Task requirements: Show each line of the records below where the word "invlbl" occurs.

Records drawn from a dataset
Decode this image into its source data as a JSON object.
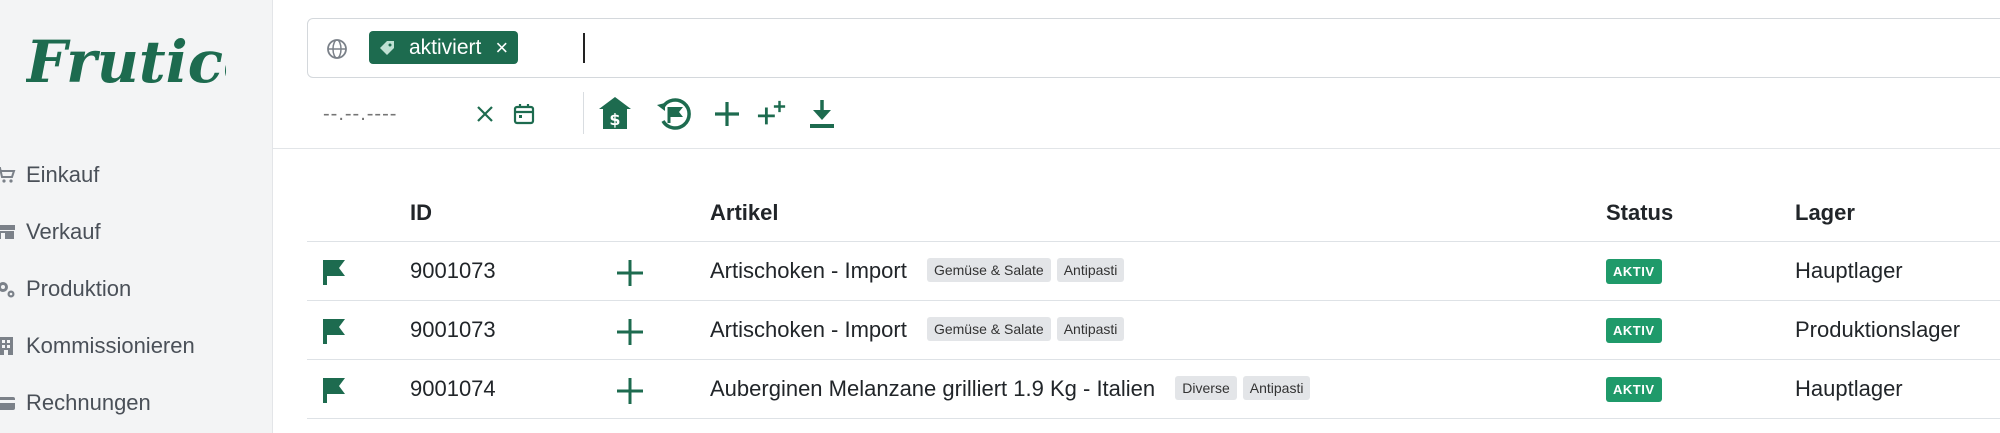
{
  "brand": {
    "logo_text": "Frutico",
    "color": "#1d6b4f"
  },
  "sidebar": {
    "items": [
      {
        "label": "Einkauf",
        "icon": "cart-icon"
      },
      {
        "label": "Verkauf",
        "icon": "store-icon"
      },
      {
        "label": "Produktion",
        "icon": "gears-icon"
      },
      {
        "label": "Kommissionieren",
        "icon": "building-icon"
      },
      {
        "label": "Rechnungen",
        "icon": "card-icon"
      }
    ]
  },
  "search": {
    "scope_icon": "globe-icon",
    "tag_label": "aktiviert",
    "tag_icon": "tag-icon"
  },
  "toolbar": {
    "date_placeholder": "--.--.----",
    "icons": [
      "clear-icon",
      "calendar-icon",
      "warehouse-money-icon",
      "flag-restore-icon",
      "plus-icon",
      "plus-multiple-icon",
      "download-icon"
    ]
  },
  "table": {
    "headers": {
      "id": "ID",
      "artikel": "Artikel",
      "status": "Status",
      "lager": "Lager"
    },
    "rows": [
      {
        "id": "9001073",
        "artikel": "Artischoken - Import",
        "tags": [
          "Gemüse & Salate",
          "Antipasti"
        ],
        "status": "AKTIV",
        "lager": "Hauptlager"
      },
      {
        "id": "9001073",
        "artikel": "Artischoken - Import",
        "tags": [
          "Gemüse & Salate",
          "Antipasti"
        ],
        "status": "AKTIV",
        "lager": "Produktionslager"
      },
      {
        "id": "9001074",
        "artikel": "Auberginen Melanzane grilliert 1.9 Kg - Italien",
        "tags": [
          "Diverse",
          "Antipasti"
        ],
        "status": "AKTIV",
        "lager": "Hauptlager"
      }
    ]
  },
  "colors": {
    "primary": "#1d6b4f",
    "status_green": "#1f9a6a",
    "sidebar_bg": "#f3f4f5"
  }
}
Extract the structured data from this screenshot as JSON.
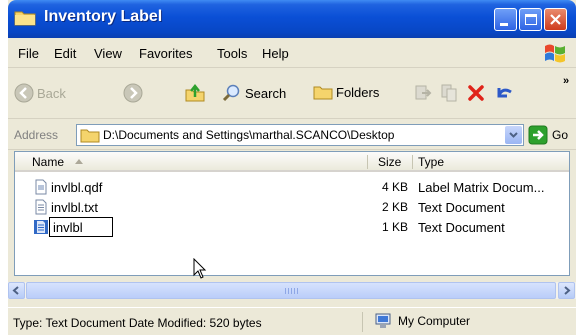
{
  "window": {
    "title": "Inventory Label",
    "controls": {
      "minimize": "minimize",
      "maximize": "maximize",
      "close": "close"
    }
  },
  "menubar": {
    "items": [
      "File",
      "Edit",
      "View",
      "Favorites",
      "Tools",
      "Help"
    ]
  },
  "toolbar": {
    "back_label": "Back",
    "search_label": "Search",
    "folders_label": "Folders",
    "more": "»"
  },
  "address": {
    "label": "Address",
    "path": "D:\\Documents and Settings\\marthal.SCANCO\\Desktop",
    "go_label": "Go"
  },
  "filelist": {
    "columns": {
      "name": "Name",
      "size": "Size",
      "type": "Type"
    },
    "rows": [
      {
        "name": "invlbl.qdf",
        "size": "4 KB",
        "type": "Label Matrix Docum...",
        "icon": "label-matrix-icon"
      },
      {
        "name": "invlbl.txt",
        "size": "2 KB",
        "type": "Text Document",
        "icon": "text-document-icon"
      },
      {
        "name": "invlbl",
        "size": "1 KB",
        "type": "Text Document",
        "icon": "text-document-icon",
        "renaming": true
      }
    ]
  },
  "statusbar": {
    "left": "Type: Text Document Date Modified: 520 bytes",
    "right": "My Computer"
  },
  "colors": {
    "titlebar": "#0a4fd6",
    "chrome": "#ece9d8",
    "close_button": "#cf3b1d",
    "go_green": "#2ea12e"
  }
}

The completed task:
        "name": "invlbl.qdf",
        "name": "invlbl.txt",
        "name": "invlbl",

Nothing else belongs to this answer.